(Assignment)
An exact copy of every record, without the pictures, is what should come back.

━━━ Entries provided ━━━

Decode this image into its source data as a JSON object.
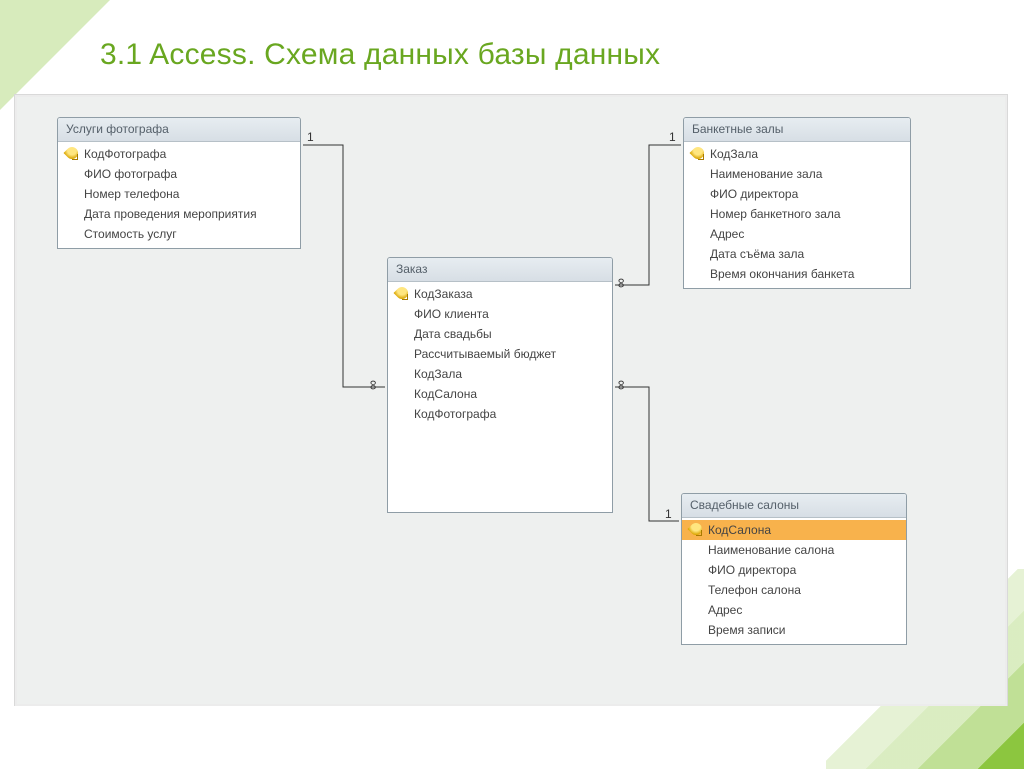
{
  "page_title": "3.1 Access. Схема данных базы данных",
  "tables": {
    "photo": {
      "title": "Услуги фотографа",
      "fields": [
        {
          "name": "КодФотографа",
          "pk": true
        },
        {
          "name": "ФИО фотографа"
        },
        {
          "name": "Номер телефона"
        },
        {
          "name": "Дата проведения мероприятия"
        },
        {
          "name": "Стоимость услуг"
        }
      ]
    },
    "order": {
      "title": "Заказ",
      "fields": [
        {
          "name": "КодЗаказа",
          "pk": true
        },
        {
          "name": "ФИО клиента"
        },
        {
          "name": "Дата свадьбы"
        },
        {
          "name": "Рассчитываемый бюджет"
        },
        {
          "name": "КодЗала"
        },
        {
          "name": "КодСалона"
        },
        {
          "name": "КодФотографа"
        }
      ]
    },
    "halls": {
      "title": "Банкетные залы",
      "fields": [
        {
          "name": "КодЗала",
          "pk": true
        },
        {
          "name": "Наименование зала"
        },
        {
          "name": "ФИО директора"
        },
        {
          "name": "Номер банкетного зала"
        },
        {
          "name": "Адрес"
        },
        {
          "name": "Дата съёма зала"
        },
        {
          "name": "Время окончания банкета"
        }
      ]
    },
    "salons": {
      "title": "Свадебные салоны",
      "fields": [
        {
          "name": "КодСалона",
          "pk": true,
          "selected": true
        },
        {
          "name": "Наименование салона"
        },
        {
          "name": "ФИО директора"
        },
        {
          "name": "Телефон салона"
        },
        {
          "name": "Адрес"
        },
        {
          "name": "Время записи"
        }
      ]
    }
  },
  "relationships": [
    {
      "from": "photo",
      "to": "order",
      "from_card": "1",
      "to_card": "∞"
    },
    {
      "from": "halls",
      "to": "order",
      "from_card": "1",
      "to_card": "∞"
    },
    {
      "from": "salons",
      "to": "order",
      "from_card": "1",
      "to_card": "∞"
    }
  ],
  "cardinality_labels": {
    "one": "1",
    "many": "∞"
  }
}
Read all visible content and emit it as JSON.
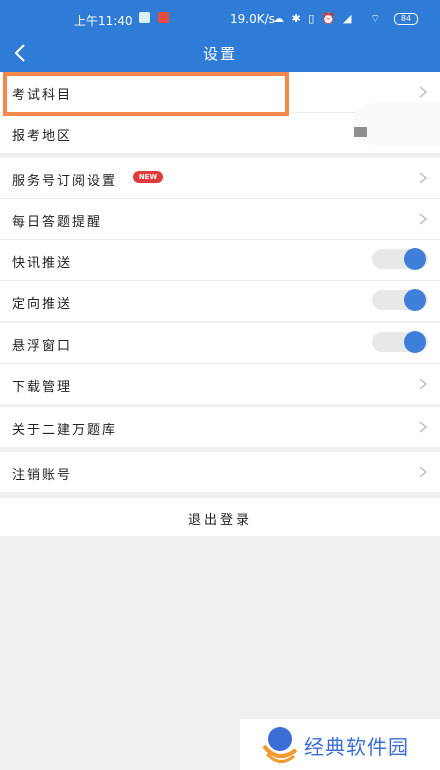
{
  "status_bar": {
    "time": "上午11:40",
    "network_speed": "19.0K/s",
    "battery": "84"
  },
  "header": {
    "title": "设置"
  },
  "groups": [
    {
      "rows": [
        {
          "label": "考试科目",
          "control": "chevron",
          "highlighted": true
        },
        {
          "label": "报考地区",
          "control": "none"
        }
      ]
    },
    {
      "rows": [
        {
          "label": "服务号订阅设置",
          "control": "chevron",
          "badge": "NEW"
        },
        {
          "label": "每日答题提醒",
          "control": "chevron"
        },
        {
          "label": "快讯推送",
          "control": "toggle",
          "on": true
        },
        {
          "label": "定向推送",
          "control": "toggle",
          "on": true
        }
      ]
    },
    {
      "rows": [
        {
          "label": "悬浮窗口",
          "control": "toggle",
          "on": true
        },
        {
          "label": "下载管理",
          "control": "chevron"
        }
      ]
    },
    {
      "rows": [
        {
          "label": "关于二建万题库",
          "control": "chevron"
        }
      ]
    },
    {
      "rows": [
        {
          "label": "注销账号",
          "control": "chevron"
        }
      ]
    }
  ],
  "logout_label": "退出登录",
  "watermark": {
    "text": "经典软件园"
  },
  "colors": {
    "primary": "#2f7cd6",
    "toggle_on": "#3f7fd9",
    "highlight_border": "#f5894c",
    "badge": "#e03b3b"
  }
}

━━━

(The answer)
Decode this image into its source data as a JSON object.
{
  "page_title": "3.1 Access. Схема данных базы данных",
  "tables": {
    "photo": {
      "title": "Услуги фотографа",
      "fields": [
        {
          "name": "КодФотографа",
          "pk": true
        },
        {
          "name": "ФИО фотографа"
        },
        {
          "name": "Номер телефона"
        },
        {
          "name": "Дата проведения мероприятия"
        },
        {
          "name": "Стоимость услуг"
        }
      ]
    },
    "order": {
      "title": "Заказ",
      "fields": [
        {
          "name": "КодЗаказа",
          "pk": true
        },
        {
          "name": "ФИО клиента"
        },
        {
          "name": "Дата свадьбы"
        },
        {
          "name": "Рассчитываемый бюджет"
        },
        {
          "name": "КодЗала"
        },
        {
          "name": "КодСалона"
        },
        {
          "name": "КодФотографа"
        }
      ]
    },
    "halls": {
      "title": "Банкетные залы",
      "fields": [
        {
          "name": "КодЗала",
          "pk": true
        },
        {
          "name": "Наименование зала"
        },
        {
          "name": "ФИО директора"
        },
        {
          "name": "Номер банкетного зала"
        },
        {
          "name": "Адрес"
        },
        {
          "name": "Дата съёма зала"
        },
        {
          "name": "Время окончания банкета"
        }
      ]
    },
    "salons": {
      "title": "Свадебные салоны",
      "fields": [
        {
          "name": "КодСалона",
          "pk": true,
          "selected": true
        },
        {
          "name": "Наименование салона"
        },
        {
          "name": "ФИО директора"
        },
        {
          "name": "Телефон салона"
        },
        {
          "name": "Адрес"
        },
        {
          "name": "Время записи"
        }
      ]
    }
  },
  "relationships": [
    {
      "from": "photo",
      "to": "order",
      "from_card": "1",
      "to_card": "∞"
    },
    {
      "from": "halls",
      "to": "order",
      "from_card": "1",
      "to_card": "∞"
    },
    {
      "from": "salons",
      "to": "order",
      "from_card": "1",
      "to_card": "∞"
    }
  ],
  "cardinality_labels": {
    "one": "1",
    "many": "∞"
  }
}
Read all visible content and emit it as JSON.
{
  "status_bar": {
    "time": "上午11:40",
    "network_speed": "19.0K/s",
    "battery": "84"
  },
  "header": {
    "title": "设置"
  },
  "groups": [
    {
      "rows": [
        {
          "label": "考试科目",
          "control": "chevron",
          "highlighted": true
        },
        {
          "label": "报考地区",
          "control": "none"
        }
      ]
    },
    {
      "rows": [
        {
          "label": "服务号订阅设置",
          "control": "chevron",
          "badge": "NEW"
        },
        {
          "label": "每日答题提醒",
          "control": "chevron"
        },
        {
          "label": "快讯推送",
          "control": "toggle",
          "on": true
        },
        {
          "label": "定向推送",
          "control": "toggle",
          "on": true
        }
      ]
    },
    {
      "rows": [
        {
          "label": "悬浮窗口",
          "control": "toggle",
          "on": true
        },
        {
          "label": "下载管理",
          "control": "chevron"
        }
      ]
    },
    {
      "rows": [
        {
          "label": "关于二建万题库",
          "control": "chevron"
        }
      ]
    },
    {
      "rows": [
        {
          "label": "注销账号",
          "control": "chevron"
        }
      ]
    }
  ],
  "logout_label": "退出登录",
  "watermark": {
    "text": "经典软件园"
  },
  "colors": {
    "primary": "#2f7cd6",
    "toggle_on": "#3f7fd9",
    "highlight_border": "#f5894c",
    "badge": "#e03b3b"
  }
}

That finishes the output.